This work will be included in the forthcoming catalogue critique of Pierre-Auguste Renoir being prepared by the Wildenstein Institute established from the archives of François Daulte, Durand-Ruel, Venturi, Vollard and Wildenstein.

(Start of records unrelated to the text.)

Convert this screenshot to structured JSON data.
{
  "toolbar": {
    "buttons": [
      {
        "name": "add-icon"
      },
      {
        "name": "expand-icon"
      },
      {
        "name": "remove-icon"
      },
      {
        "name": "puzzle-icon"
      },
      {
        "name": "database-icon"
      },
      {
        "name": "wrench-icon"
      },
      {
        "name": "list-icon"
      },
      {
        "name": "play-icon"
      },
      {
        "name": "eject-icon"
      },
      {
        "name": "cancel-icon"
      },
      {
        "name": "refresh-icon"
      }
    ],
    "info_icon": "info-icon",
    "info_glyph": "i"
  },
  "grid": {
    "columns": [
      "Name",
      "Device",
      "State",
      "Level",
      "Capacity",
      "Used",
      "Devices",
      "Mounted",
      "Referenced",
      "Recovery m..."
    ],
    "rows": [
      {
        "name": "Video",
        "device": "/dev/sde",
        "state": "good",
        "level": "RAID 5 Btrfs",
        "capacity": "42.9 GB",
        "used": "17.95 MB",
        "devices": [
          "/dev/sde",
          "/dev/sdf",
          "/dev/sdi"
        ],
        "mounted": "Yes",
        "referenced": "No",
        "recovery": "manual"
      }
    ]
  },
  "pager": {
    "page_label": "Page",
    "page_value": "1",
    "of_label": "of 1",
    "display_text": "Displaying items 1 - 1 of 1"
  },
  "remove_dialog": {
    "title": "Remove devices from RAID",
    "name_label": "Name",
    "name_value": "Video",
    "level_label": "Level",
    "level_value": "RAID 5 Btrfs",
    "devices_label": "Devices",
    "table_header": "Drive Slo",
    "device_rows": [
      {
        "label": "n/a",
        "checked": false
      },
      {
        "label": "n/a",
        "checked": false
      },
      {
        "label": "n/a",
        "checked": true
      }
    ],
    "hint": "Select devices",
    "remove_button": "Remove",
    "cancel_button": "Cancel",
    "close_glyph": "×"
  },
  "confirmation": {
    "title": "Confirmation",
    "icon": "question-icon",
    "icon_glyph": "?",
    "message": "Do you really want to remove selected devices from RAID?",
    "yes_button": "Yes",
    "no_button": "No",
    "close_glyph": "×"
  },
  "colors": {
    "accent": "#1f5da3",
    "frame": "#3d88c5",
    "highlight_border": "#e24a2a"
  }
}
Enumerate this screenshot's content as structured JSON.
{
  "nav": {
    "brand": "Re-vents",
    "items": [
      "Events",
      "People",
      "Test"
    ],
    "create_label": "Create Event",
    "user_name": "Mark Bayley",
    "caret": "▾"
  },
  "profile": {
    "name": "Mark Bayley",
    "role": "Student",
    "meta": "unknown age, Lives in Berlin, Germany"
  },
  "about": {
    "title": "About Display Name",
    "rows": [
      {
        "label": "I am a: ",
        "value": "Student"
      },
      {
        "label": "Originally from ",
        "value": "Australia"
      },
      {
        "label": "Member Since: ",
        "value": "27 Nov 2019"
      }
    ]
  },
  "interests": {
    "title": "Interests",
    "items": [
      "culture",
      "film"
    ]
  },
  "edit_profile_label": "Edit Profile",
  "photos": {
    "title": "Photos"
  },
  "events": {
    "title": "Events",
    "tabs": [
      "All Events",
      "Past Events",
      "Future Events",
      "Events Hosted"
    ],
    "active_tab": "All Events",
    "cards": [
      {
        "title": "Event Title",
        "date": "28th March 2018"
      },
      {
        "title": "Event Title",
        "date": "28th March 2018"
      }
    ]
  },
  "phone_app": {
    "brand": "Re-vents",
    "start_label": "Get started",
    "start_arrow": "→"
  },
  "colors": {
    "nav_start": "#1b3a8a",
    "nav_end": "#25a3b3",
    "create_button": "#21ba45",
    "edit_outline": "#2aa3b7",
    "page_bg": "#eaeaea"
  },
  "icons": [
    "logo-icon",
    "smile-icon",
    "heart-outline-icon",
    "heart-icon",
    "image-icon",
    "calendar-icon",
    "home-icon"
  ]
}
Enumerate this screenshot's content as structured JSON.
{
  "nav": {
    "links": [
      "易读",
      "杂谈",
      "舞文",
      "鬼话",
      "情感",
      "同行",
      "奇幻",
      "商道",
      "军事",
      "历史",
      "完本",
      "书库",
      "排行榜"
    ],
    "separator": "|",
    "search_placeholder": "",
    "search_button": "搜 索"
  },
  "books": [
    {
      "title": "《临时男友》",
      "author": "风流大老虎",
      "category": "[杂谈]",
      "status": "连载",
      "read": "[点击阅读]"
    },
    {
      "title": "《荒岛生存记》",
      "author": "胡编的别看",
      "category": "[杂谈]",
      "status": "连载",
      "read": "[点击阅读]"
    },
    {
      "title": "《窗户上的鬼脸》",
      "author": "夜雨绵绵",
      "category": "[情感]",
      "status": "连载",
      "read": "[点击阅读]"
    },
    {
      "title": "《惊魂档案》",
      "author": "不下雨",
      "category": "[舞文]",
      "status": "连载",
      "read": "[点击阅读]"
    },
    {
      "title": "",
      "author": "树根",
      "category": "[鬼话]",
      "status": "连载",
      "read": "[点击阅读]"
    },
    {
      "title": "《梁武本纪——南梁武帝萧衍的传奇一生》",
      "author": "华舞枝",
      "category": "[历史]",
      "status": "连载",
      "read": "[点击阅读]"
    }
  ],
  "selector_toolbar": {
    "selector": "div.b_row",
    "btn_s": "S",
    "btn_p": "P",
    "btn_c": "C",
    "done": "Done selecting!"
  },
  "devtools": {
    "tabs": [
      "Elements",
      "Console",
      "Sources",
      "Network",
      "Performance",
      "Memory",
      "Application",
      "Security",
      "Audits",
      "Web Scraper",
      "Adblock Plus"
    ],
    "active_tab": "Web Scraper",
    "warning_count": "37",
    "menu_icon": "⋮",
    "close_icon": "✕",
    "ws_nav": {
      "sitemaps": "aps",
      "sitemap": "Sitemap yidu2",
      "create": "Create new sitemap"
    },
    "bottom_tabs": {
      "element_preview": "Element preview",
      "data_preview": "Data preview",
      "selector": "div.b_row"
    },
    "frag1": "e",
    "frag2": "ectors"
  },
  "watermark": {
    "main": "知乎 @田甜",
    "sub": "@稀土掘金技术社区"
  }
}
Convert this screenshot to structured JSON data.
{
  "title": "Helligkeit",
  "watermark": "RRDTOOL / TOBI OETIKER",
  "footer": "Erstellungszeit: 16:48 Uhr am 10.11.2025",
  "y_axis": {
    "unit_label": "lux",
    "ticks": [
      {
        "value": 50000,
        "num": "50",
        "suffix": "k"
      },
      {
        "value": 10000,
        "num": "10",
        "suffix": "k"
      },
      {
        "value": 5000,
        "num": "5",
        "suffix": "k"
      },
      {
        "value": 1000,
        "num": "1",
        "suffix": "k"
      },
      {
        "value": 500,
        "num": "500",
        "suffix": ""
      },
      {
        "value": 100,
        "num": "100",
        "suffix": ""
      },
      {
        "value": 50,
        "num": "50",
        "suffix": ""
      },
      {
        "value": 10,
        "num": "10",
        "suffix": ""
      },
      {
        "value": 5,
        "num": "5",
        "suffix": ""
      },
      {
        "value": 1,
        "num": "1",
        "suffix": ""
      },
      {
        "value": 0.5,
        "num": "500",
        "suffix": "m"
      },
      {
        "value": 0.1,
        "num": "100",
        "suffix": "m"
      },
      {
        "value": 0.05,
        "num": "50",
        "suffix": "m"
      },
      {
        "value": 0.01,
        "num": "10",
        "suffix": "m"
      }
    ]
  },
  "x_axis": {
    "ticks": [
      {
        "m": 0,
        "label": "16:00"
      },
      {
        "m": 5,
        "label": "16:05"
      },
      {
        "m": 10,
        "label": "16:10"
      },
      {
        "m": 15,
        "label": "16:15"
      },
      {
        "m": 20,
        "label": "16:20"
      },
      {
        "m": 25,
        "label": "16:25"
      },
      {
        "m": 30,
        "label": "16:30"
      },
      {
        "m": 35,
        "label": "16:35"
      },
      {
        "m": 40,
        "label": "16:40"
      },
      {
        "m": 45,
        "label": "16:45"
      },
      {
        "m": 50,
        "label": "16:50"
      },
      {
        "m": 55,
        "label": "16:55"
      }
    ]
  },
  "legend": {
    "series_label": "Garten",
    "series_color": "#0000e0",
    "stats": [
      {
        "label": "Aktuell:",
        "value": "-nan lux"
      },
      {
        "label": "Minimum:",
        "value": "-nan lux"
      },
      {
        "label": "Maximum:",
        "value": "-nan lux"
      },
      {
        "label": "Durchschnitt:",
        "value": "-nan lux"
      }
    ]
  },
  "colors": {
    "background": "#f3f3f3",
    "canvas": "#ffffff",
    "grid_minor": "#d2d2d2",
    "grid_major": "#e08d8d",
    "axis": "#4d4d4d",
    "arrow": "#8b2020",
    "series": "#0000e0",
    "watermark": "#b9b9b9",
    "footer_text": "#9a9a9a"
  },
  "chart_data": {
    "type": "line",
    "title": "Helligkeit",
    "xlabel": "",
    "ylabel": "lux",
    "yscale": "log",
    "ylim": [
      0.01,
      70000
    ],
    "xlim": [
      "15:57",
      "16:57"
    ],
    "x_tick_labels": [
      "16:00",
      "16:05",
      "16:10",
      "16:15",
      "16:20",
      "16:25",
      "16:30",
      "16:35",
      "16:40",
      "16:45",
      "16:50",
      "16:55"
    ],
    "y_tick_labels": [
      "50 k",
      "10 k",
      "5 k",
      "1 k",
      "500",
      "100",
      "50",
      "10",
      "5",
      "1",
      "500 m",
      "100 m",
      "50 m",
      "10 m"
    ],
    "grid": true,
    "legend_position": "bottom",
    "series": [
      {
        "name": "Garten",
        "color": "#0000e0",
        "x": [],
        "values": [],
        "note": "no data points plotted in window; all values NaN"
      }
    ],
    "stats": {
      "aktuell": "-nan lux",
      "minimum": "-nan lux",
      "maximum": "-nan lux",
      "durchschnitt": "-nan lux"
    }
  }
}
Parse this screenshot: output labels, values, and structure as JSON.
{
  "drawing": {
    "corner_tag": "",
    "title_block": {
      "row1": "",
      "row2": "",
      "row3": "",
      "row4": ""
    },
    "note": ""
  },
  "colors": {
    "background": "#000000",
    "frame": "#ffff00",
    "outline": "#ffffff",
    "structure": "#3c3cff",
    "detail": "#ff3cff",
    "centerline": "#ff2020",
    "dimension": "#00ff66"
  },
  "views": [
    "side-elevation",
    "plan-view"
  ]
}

Unlike his contemporaries Claude Monet, Alfred Sisley and Frédéric Bazille, Renoir showed little interest in painting still lifes at the beginning of his career. From the early 1880s onwards, however, it began to occupy an increasing position of importance in his oeuvre. Among the most “academic” of the Impressionists—a position he shared with Paul Cézanne, another devotee of the still life subject—Renoir is frequently remembered as a painter of the female figure. Although he recommended to Edouard Manet's niece Julie to paint still life "in order to teach yourself to paint quickly" (quoted in J. Manet, Journal, 1893-1899, Paris, n.d., p. 190), the numerous works, often elaborate and ambitious, which Renoir executed in this genre over the course of his career attest to his sustained interest in still life as an end in itself. It was in these compositions that Renoir pursued some of his most probing investigations of the effects of light and color on objects and surfaces. Renoir told his biographer, Albert André, that it was in his small-scale still lifes, such as the present work, that "he put the whole of himself, that he took every risk" (A. André, Renoir, Paris,1928, p. 49).